• [Exercise requirements] Only the number is wanted: how many lines of the data contain "user"?
╔══
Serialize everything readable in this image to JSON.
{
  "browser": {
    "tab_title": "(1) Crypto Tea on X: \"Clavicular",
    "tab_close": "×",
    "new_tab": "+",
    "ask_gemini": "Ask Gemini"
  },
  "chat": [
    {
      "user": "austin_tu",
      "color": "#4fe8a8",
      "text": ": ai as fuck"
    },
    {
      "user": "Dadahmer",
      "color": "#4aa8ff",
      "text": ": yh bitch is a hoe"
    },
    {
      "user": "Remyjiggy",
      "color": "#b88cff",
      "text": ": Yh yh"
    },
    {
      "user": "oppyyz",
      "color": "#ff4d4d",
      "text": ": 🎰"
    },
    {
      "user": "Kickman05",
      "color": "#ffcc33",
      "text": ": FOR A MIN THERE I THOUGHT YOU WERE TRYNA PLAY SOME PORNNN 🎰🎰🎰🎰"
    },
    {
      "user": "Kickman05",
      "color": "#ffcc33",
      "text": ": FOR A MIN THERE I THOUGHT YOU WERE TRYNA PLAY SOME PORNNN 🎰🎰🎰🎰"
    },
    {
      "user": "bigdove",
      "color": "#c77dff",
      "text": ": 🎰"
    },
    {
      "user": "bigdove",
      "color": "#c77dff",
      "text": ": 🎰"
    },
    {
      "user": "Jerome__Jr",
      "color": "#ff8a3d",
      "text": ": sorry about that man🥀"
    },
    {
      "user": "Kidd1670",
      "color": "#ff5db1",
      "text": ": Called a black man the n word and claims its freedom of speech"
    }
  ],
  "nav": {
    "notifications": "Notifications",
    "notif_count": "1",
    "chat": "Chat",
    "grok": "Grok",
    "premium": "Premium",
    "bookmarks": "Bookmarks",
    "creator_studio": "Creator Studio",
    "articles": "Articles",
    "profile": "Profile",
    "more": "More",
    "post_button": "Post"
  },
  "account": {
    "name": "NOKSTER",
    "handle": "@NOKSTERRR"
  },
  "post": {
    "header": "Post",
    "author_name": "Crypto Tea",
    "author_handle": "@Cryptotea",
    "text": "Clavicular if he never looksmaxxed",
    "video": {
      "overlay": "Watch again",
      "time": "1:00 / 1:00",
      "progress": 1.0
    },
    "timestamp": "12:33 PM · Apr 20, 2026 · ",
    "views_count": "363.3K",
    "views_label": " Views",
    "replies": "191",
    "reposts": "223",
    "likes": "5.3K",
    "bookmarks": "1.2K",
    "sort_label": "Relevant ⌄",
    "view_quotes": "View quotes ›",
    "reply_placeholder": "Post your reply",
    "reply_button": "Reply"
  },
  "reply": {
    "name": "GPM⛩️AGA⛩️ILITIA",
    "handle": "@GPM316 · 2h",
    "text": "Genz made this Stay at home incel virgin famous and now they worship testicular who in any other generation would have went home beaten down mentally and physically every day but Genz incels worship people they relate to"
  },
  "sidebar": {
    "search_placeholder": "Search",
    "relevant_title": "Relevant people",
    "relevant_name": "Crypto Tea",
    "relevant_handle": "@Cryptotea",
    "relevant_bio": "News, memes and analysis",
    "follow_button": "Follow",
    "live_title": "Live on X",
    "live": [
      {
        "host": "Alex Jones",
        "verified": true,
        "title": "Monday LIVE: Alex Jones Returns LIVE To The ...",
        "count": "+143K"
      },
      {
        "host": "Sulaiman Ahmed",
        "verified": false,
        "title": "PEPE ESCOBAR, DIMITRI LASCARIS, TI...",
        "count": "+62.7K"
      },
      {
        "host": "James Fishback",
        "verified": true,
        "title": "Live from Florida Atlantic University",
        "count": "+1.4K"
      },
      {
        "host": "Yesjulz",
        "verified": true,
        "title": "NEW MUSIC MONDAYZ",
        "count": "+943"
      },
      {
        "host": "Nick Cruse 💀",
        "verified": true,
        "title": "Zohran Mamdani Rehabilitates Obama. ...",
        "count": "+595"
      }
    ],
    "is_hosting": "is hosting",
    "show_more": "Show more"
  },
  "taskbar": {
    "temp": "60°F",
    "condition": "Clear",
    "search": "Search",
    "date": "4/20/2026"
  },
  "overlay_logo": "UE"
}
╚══
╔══
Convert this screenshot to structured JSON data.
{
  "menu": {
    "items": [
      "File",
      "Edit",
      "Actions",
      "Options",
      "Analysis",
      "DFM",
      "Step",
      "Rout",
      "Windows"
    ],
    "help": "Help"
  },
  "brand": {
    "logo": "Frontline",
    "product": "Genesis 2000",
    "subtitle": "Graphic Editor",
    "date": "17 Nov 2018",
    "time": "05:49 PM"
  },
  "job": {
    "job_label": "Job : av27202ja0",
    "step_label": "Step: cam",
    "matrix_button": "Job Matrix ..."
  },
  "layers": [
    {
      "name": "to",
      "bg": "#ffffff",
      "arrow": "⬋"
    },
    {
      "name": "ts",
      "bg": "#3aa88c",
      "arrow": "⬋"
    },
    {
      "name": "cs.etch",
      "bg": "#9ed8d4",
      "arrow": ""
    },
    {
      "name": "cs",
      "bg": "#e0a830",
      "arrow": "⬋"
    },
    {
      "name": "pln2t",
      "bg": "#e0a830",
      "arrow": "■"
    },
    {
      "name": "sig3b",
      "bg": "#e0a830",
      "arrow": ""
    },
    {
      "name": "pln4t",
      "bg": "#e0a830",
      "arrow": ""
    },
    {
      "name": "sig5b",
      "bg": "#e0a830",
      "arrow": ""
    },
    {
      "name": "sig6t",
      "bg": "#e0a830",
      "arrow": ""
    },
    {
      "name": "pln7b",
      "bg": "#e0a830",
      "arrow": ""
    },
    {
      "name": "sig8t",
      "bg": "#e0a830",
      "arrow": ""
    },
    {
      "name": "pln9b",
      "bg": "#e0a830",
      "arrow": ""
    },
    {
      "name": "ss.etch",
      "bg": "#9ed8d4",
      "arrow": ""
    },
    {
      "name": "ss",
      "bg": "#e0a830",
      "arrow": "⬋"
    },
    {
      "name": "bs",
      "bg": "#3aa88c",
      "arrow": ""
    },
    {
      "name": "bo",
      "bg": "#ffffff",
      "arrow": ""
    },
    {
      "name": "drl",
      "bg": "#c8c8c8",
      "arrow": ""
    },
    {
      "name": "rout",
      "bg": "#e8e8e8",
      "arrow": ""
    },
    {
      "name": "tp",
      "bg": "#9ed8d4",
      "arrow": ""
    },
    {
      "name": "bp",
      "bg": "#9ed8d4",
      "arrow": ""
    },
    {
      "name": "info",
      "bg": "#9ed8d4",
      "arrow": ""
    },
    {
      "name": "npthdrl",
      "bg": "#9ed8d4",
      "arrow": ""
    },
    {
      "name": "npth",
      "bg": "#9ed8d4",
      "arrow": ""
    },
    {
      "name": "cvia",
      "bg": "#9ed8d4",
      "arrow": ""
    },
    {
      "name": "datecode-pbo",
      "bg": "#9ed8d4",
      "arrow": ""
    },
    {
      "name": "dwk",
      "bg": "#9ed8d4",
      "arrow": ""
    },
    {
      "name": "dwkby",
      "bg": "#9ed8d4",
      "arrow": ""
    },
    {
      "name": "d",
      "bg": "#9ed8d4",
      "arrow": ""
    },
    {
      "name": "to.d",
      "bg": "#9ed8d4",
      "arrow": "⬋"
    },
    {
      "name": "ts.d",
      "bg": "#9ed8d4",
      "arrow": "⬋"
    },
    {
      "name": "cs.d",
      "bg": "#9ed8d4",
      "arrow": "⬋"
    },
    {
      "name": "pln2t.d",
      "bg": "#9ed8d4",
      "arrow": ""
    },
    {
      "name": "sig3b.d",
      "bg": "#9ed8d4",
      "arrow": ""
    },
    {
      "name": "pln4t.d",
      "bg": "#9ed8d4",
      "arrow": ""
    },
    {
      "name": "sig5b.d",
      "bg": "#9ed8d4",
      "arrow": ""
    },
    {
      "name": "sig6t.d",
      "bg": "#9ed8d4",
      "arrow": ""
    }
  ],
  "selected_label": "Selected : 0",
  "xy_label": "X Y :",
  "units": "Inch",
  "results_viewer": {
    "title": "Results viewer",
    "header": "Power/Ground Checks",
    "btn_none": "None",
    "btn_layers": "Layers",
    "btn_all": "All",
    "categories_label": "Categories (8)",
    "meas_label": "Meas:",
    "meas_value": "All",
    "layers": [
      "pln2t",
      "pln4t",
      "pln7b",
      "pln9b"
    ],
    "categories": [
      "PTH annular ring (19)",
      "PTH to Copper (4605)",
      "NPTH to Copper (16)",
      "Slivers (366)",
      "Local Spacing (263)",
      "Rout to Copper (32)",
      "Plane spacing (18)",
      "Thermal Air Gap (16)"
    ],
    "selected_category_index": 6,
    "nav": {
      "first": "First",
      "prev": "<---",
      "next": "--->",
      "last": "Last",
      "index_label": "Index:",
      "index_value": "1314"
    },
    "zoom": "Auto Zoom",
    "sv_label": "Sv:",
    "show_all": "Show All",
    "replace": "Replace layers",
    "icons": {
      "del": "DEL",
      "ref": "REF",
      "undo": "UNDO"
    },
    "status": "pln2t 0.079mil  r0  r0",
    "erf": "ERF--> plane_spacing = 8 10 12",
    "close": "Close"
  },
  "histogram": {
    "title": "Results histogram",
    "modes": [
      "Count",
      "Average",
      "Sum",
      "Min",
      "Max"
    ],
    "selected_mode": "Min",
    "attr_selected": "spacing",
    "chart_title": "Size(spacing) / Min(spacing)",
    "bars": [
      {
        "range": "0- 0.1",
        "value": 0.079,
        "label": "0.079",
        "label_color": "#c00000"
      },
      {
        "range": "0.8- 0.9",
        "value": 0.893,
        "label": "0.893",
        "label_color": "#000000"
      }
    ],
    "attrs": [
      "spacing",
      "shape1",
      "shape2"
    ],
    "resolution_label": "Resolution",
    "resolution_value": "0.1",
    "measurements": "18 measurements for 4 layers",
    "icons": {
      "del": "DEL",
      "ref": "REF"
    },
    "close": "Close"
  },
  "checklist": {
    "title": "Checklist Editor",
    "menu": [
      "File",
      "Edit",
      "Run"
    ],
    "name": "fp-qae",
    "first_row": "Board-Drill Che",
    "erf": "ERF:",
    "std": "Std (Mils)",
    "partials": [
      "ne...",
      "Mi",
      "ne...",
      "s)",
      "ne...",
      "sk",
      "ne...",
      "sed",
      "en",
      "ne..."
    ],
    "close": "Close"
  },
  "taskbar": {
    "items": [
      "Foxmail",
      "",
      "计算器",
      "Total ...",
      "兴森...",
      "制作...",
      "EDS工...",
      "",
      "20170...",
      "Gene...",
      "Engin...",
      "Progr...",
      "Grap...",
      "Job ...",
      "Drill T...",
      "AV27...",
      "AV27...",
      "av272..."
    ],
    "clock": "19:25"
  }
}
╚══
• [Solution to this problem] 10